» Data records for software interfaces
○ ○ ○

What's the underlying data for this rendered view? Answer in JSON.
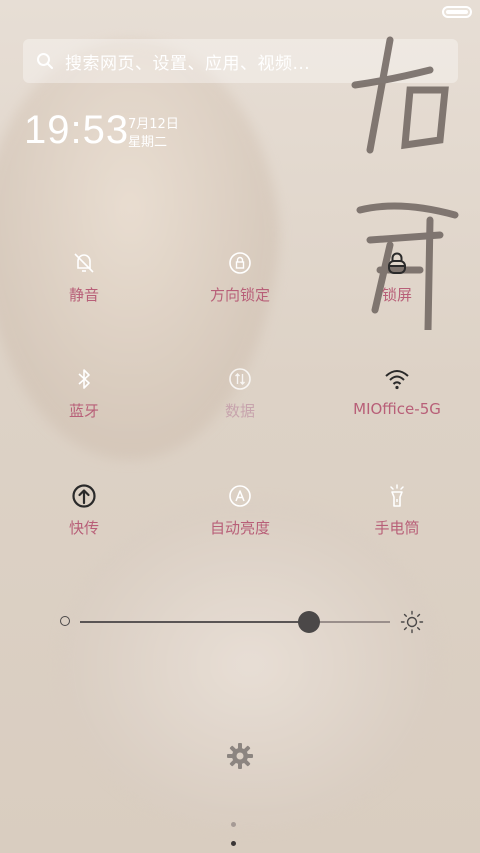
{
  "search": {
    "placeholder": "搜索网页、设置、应用、视频..."
  },
  "clock": {
    "time": "19:53",
    "date": "7月12日",
    "weekday": "星期二"
  },
  "tiles": [
    {
      "label": "静音",
      "icon": "bell-off-icon",
      "state": "on"
    },
    {
      "label": "方向锁定",
      "icon": "rotation-lock-icon",
      "state": "on"
    },
    {
      "label": "锁屏",
      "icon": "lock-icon",
      "state": "on"
    },
    {
      "label": "蓝牙",
      "icon": "bluetooth-icon",
      "state": "on"
    },
    {
      "label": "数据",
      "icon": "mobile-data-icon",
      "state": "disabled"
    },
    {
      "label": "MIOffice-5G",
      "icon": "wifi-icon",
      "state": "on"
    },
    {
      "label": "快传",
      "icon": "quick-share-icon",
      "state": "on"
    },
    {
      "label": "自动亮度",
      "icon": "auto-brightness-icon",
      "state": "on"
    },
    {
      "label": "手电筒",
      "icon": "flashlight-icon",
      "state": "on"
    }
  ],
  "brightness": {
    "level": 0.74
  },
  "pager": {
    "pages": 2,
    "current": 2
  },
  "colors": {
    "label": "#b85f78",
    "label_disabled": "#c7a4ad",
    "icon": "#2a2a2a"
  }
}
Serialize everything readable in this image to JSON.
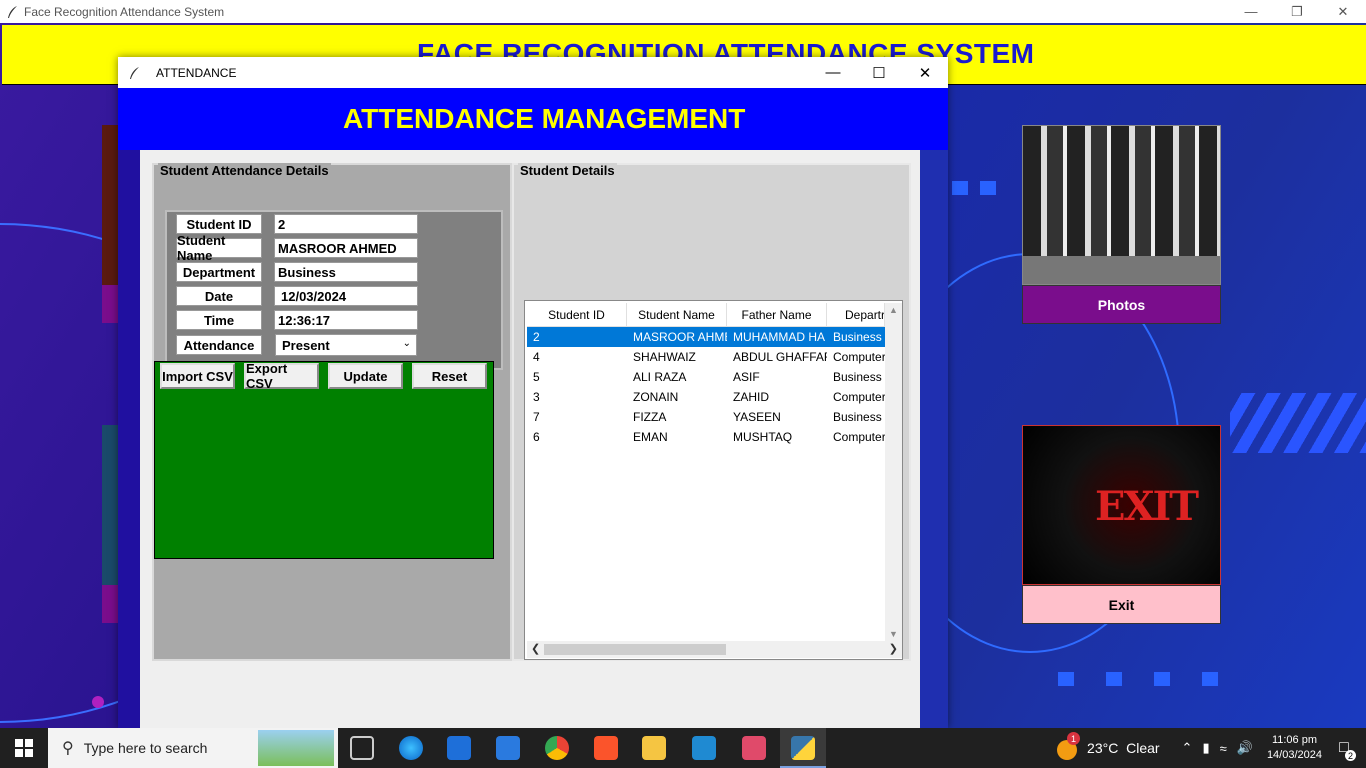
{
  "main_window": {
    "title": "Face Recognition Attendance System",
    "header": "FACE RECOGNITION ATTENDANCE SYSTEM",
    "photos_label": "Photos",
    "exit_label": "Exit"
  },
  "dialog": {
    "title": "ATTENDANCE",
    "header": "ATTENDANCE MANAGEMENT",
    "left_frame_title": "Student Attendance Details",
    "right_frame_title": "Student Details",
    "form": {
      "student_id_label": "Student ID",
      "student_id_value": "2",
      "student_name_label": "Student Name",
      "student_name_value": "MASROOR AHMED",
      "department_label": "Department",
      "department_value": "Business",
      "date_label": "Date",
      "date_value": "12/03/2024",
      "time_label": "Time",
      "time_value": "12:36:17",
      "attendance_label": "Attendance",
      "attendance_value": "Present"
    },
    "buttons": {
      "import": "Import CSV",
      "export": "Export CSV",
      "update": "Update",
      "reset": "Reset"
    },
    "table": {
      "columns": [
        "Student ID",
        "Student Name",
        "Father Name",
        "Departr"
      ],
      "rows": [
        [
          "2",
          "MASROOR AHME",
          "MUHAMMAD HA",
          "Business"
        ],
        [
          "4",
          "SHAHWAIZ",
          "ABDUL GHAFFAR",
          "Computer"
        ],
        [
          "5",
          "ALI RAZA",
          "ASIF",
          "Business"
        ],
        [
          "3",
          "ZONAIN",
          "ZAHID",
          "Computer"
        ],
        [
          "7",
          "FIZZA",
          "YASEEN",
          "Business"
        ],
        [
          "6",
          "EMAN",
          "MUSHTAQ",
          "Computer"
        ]
      ],
      "selected_row": 0
    }
  },
  "taskbar": {
    "search_placeholder": "Type here to search",
    "weather": "23°C  Clear",
    "weather_badge": "1",
    "time": "11:06 pm",
    "date": "14/03/2024",
    "notifications": "2"
  },
  "colors": {
    "main_header_bg": "#ffff00",
    "dialog_header_bg": "#0000ff",
    "dialog_header_text": "#ffff00",
    "button_area_bg": "#008000",
    "photos_btn_bg": "#7a0d8c",
    "exit_btn_bg": "#ffc0cb",
    "selection": "#0078d7"
  }
}
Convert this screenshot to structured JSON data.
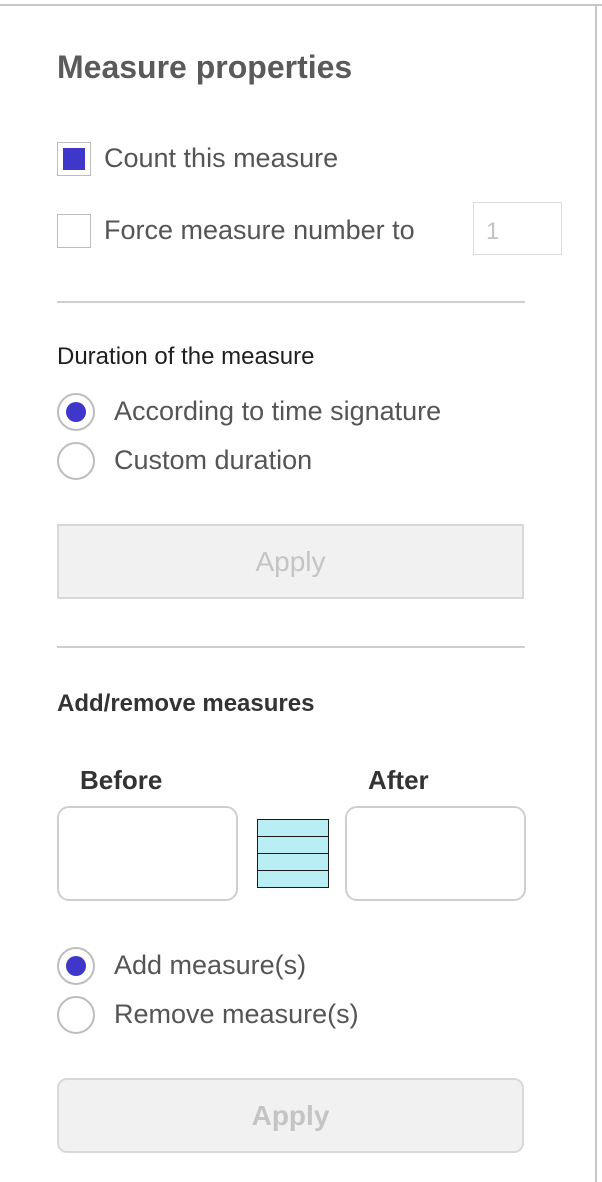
{
  "panel": {
    "title": "Measure properties",
    "count_measure": {
      "label": "Count this measure",
      "checked": true
    },
    "force_number": {
      "label": "Force measure number to",
      "checked": false,
      "placeholder": "1"
    },
    "duration": {
      "heading": "Duration of the measure",
      "options": [
        {
          "label": "According to time signature",
          "selected": true
        },
        {
          "label": "Custom duration",
          "selected": false
        }
      ],
      "apply_label": "Apply"
    },
    "add_remove": {
      "heading": "Add/remove measures",
      "before_label": "Before",
      "after_label": "After",
      "options": [
        {
          "label": "Add measure(s)",
          "selected": true
        },
        {
          "label": "Remove measure(s)",
          "selected": false
        }
      ],
      "apply_label": "Apply"
    }
  },
  "colors": {
    "accent": "#3f37c9",
    "measure_icon_fill": "#b9eef4",
    "disabled_text": "#c4c4c4"
  },
  "icons": {
    "measure_icon": "measure-staff-icon"
  }
}
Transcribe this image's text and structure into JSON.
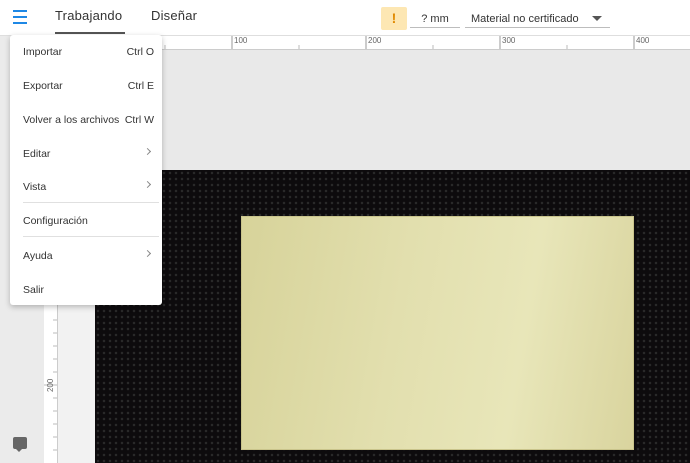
{
  "topbar": {
    "menu_icon": "hamburger-menu-icon",
    "tabs": [
      {
        "label": "Trabajando",
        "active": true
      },
      {
        "label": "Diseñar",
        "active": false
      }
    ],
    "warning_symbol": "!",
    "thickness": "? mm",
    "material": "Material no certificado"
  },
  "ruler": {
    "h_labels": [
      "100",
      "200",
      "300",
      "400"
    ],
    "v_labels": [
      "200"
    ]
  },
  "menu": {
    "items": [
      {
        "label": "Importar",
        "shortcut": "Ctrl O"
      },
      {
        "label": "Exportar",
        "shortcut": "Ctrl E"
      },
      {
        "label": "Volver a los archivos",
        "shortcut": "Ctrl W"
      },
      {
        "label": "Editar",
        "submenu": true
      },
      {
        "label": "Vista",
        "submenu": true
      },
      {
        "label": "Configuración"
      },
      {
        "label": "Ayuda",
        "submenu": true
      },
      {
        "label": "Salir"
      }
    ]
  },
  "colors": {
    "accent": "#1e88e5",
    "warning_bg": "#fde7b3",
    "warning_fg": "#e08a00",
    "material_sheet": "#e2dfae",
    "camera_bg": "#0d0b0d"
  }
}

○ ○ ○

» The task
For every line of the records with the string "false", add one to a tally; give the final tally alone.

» Result
4